**Exercise:**
The goal is to restate all of the records below word for word.

(Collected data)
◆ ◆ ◆ ◆ ◆
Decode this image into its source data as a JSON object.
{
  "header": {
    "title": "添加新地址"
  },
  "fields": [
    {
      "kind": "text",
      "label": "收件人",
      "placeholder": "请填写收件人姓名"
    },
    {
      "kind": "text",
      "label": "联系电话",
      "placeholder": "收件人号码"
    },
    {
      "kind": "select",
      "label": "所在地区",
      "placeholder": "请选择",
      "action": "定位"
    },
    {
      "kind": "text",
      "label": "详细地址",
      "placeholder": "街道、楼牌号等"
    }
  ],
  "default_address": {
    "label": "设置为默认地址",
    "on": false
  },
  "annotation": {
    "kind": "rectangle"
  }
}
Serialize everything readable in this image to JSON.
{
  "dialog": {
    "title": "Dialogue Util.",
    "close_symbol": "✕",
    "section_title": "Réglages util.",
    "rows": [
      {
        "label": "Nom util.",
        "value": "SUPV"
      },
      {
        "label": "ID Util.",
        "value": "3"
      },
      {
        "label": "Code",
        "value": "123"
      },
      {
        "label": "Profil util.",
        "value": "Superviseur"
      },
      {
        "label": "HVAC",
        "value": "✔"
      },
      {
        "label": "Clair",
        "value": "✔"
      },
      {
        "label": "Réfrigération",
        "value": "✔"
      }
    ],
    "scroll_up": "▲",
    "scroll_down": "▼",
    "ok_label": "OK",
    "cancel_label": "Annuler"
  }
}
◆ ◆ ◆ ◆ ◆
**Solution to this exercise:**
Decode this image into its source data as a JSON object.
{
  "header": {
    "title": "添加新地址"
  },
  "fields": [
    {
      "kind": "text",
      "label": "收件人",
      "placeholder": "请填写收件人姓名"
    },
    {
      "kind": "text",
      "label": "联系电话",
      "placeholder": "收件人号码"
    },
    {
      "kind": "select",
      "label": "所在地区",
      "placeholder": "请选择",
      "action": "定位"
    },
    {
      "kind": "text",
      "label": "详细地址",
      "placeholder": "街道、楼牌号等"
    }
  ],
  "default_address": {
    "label": "设置为默认地址",
    "on": false
  },
  "annotation": {
    "kind": "rectangle"
  }
}
Serialize everything readable in this image to JSON.
{
  "dialog": {
    "title": "Dialogue Util.",
    "close_symbol": "✕",
    "section_title": "Réglages util.",
    "rows": [
      {
        "label": "Nom util.",
        "value": "SUPV"
      },
      {
        "label": "ID Util.",
        "value": "3"
      },
      {
        "label": "Code",
        "value": "123"
      },
      {
        "label": "Profil util.",
        "value": "Superviseur"
      },
      {
        "label": "HVAC",
        "value": "✔"
      },
      {
        "label": "Clair",
        "value": "✔"
      },
      {
        "label": "Réfrigération",
        "value": "✔"
      }
    ],
    "scroll_up": "▲",
    "scroll_down": "▼",
    "ok_label": "OK",
    "cancel_label": "Annuler"
  }
}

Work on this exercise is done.